BACKGROUND/AIMS: Cataract is an important source of visual loss in patients with uveitis. Whether or not outcomes of cataract surgery in eyes with uveitis are worse compared with non-uveitic eyes have to date been compromised by lack of reliable estimates of benefit and harm, which require data from large cohorts.
METHODS: Electronic medical record data were extracted from eight independent UK clinical sites for eyes undergoing cataract extraction between January 2010 and December 2014. 1173 eyes with a recorded diagnosis of uveitis were compared with a reference group of 95 573 eyes from the same dataset.
RESULTS: Uveitic eyes represented 1.2% of all eyes undergoing cataract surgery. Eyes in the uveitic group had worse preoperative visual acuity (0.87 vs 0.65 logarithm of the minimum angle of resolution (logMAR) units), were from younger patients and had shorter axial lengths and a higher incidence of ocular copathology including glaucoma. A greater number had documented small pupils, required additional surgical procedures, developed more intraoperative complications and had poorer postoperative visual acuity at all time points measured up to 6 months (0.41 vs 0.27 logMAR units at 12-24 weeks).

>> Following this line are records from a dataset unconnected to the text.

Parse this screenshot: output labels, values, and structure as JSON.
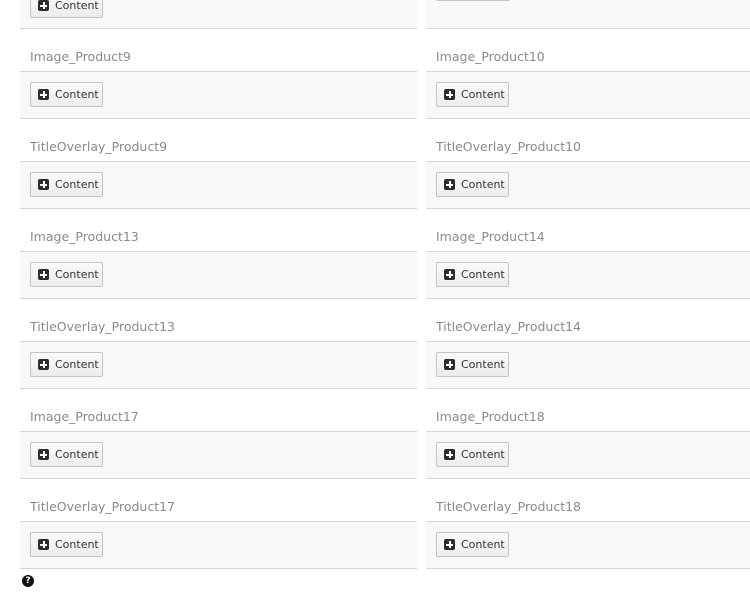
{
  "content_button_label": "Content",
  "help_icon": "question-circle-icon",
  "left_column": [
    {
      "title": "Image_Product9"
    },
    {
      "title": "TitleOverlay_Product9"
    },
    {
      "title": "Image_Product13"
    },
    {
      "title": "TitleOverlay_Product13"
    },
    {
      "title": "Image_Product17"
    },
    {
      "title": "TitleOverlay_Product17"
    }
  ],
  "right_column": [
    {
      "title": "Image_Product10"
    },
    {
      "title": "TitleOverlay_Product10"
    },
    {
      "title": "Image_Product14"
    },
    {
      "title": "TitleOverlay_Product14"
    },
    {
      "title": "Image_Product18"
    },
    {
      "title": "TitleOverlay_Product18"
    }
  ]
}
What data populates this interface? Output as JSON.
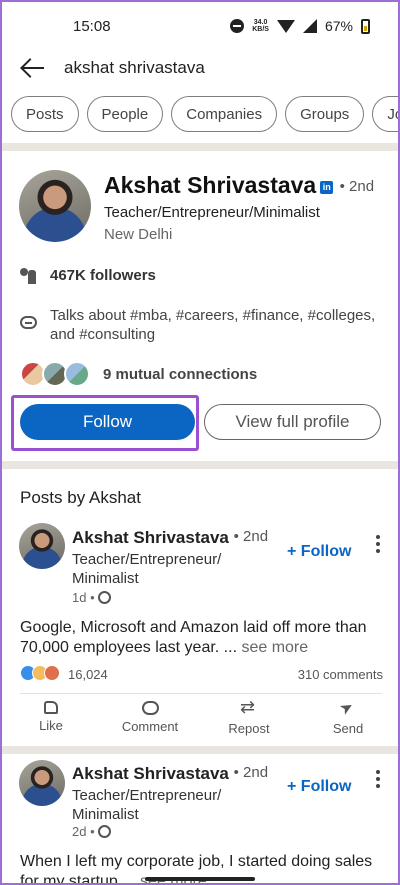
{
  "status_bar": {
    "time": "15:08",
    "net_speed_top": "34.0",
    "net_speed_unit": "KB/S",
    "battery": "67%"
  },
  "search": {
    "query": "akshat shrivastava"
  },
  "filters": [
    "Posts",
    "People",
    "Companies",
    "Groups",
    "Jo"
  ],
  "profile": {
    "name": "Akshat Shrivastava",
    "linkedin_badge": "in",
    "degree": "• 2nd",
    "headline": "Teacher/Entrepreneur/Minimalist",
    "location": "New Delhi",
    "followers": "467K followers",
    "talks_about": "Talks about #mba, #careers, #finance, #colleges, and #consulting",
    "mutual": "9 mutual connections",
    "follow_label": "Follow",
    "view_profile_label": "View full profile"
  },
  "posts_section": {
    "title": "Posts by Akshat",
    "posts": [
      {
        "author": "Akshat Shrivastava",
        "degree": "• 2nd",
        "headline": "Teacher/Entrepreneur/ Minimalist",
        "age": "1d •",
        "follow_label": "+ Follow",
        "text": "Google, Microsoft and Amazon laid off more than 70,000 employees last year. ...",
        "see_more": " see more",
        "reactions": "16,024",
        "comments": "310 comments"
      },
      {
        "author": "Akshat Shrivastava",
        "degree": "• 2nd",
        "headline": "Teacher/Entrepreneur/ Minimalist",
        "age": "2d •",
        "follow_label": "+ Follow",
        "text": "When I left my corporate job, I started doing sales for my startup ...",
        "see_more": " see more"
      }
    ],
    "actions": [
      "Like",
      "Comment",
      "Repost",
      "Send"
    ]
  },
  "colors": {
    "accent": "#0a66c2",
    "highlight": "#9b4fd1",
    "band": "#e9e5df"
  }
}
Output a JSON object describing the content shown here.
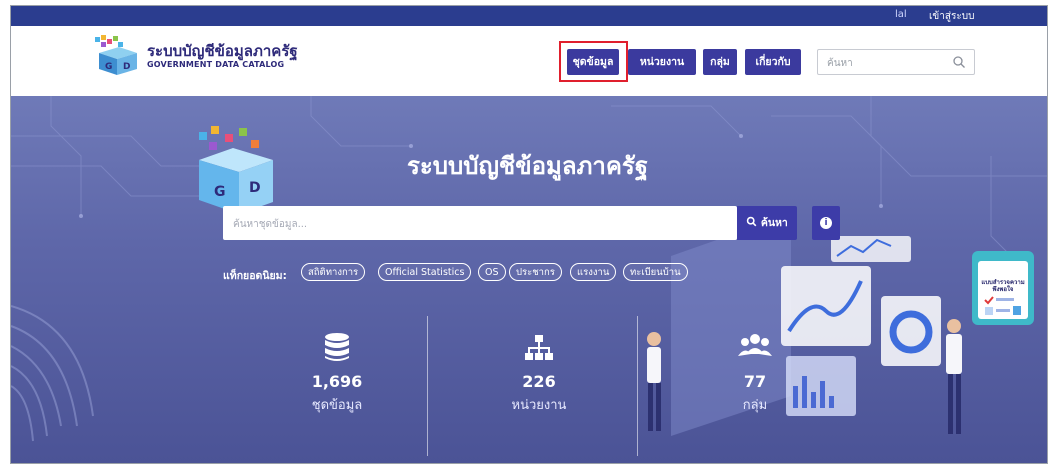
{
  "topbar": {
    "lang_icon": "lal",
    "login": "เข้าสู่ระบบ"
  },
  "brand": {
    "title": "ระบบบัญชีข้อมูลภาครัฐ",
    "subtitle": "GOVERNMENT DATA CATALOG",
    "logo_letters": [
      "G",
      "D"
    ]
  },
  "nav": {
    "items": [
      {
        "label": "ชุดข้อมูล",
        "active": true
      },
      {
        "label": "หน่วยงาน"
      },
      {
        "label": "กลุ่ม"
      },
      {
        "label": "เกี่ยวกับ"
      }
    ],
    "search_placeholder": "ค้นหา",
    "highlight_color": "#e01f2d"
  },
  "hero": {
    "title": "ระบบบัญชีข้อมูลภาครัฐ",
    "search_placeholder": "ค้นหาชุดข้อมูล...",
    "search_button": "ค้นหา",
    "info_icon": "info-icon",
    "tags_label": "แท็กยอดนิยม:",
    "tags": [
      "สถิติทางการ",
      "Official Statistics",
      "OS",
      "ประชากร",
      "แรงงาน",
      "ทะเบียนบ้าน"
    ]
  },
  "stats": [
    {
      "icon": "database-icon",
      "value": "1,696",
      "label": "ชุดข้อมูล"
    },
    {
      "icon": "sitemap-icon",
      "value": "226",
      "label": "หน่วยงาน"
    },
    {
      "icon": "users-icon",
      "value": "77",
      "label": "กลุ่ม"
    }
  ],
  "side_card": {
    "text": "แบบสำรวจความพึงพอใจ"
  },
  "colors": {
    "brand": "#2e2a7a",
    "nav_button": "#3b3a9e",
    "topbar": "#2b3d8f",
    "hero": "#5e67a9"
  }
}
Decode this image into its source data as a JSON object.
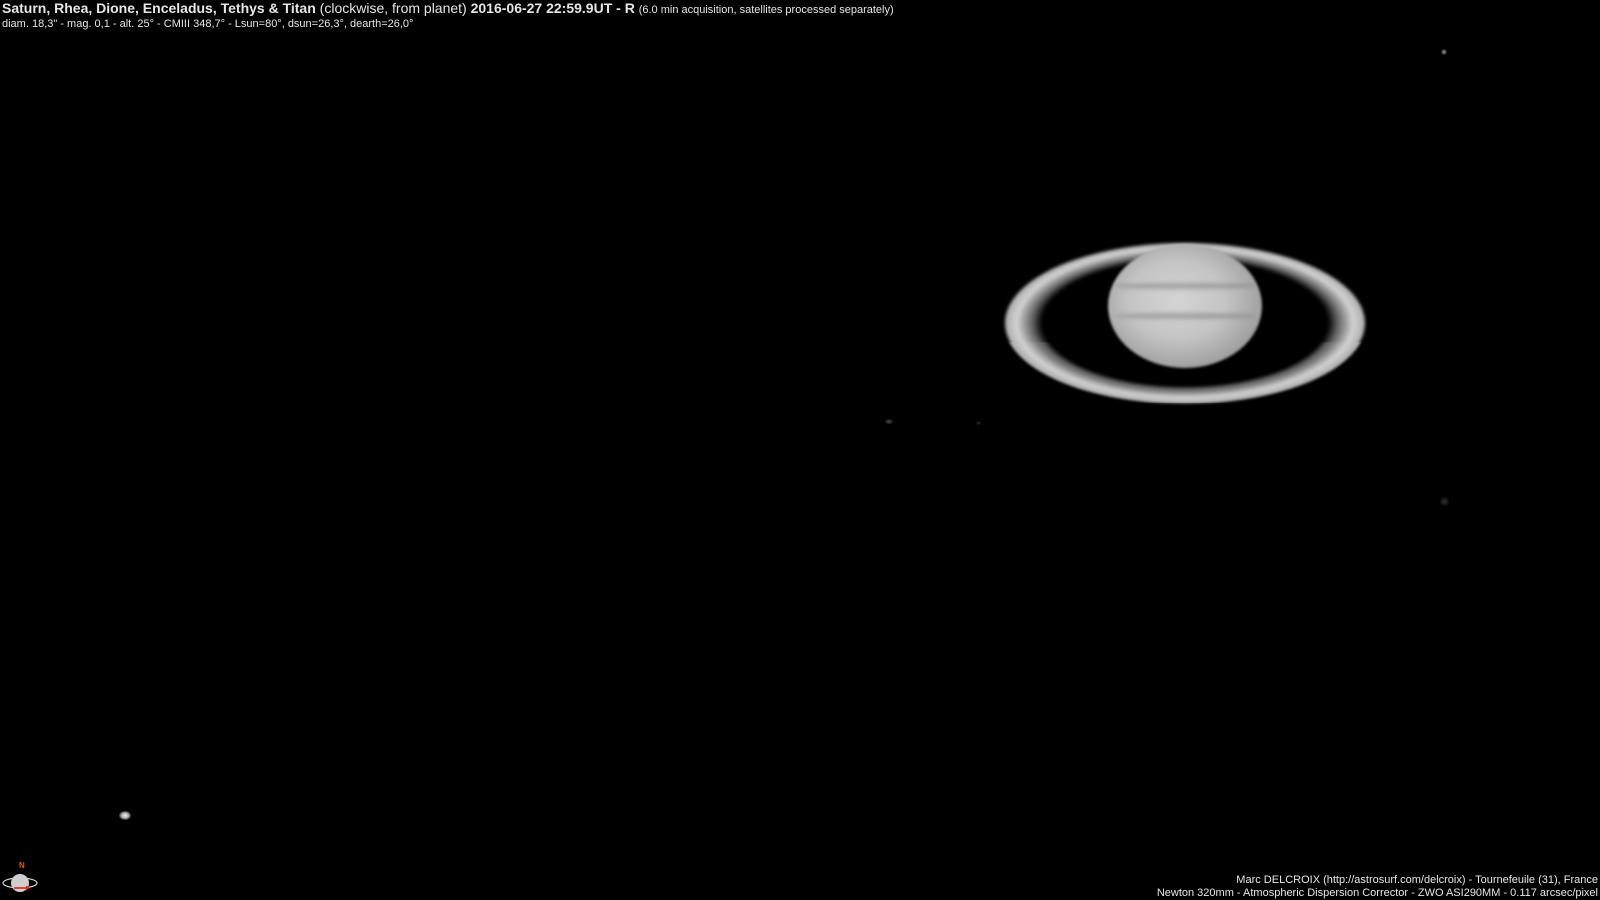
{
  "header": {
    "title_bold": "Saturn, Rhea, Dione, Enceladus, Tethys & Titan",
    "title_paren": "(clockwise, from planet)",
    "title_date": "2016-06-27 22:59.9UT - R",
    "title_note": "(6.0 min acquisition, satellites processed separately)",
    "info_line": "diam. 18,3\" - mag. 0,1 - alt. 25° - CMIII 348,7° - Lsun=80°, dsun=26,3°, dearth=26,0°"
  },
  "footer": {
    "author_line": "Marc DELCROIX (http://astrosurf.com/delcroix) - Tournefeuile (31), France",
    "equipment_line": "Newton 320mm -  Atmospheric Dispersion Corrector - ZWO ASI290MM - 0.117 arcsec/pixel"
  },
  "compass": {
    "north_label": "N",
    "icon": "compass-icon",
    "north_color": "#e05a1a",
    "arrow_color": "#e02020"
  },
  "colors": {
    "background": "#000000",
    "text": "#e6e6e6"
  }
}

CONCLUSIONS: This large study cohort of eyes with a diagnosis of uveitis undergoing cataract surgery highlights more precisely the complex surgical demands, copathology and worse visual outcomes in this group. These data will allow more accurate preoperative counselling and planning. Although improvement in visual acuity is achieved in most cases, prognosis should be guarded, so that patient expectations are met. Compared with the non-uveitic population, the mean postoperative visual acuity is between one and two lines worse at all time points.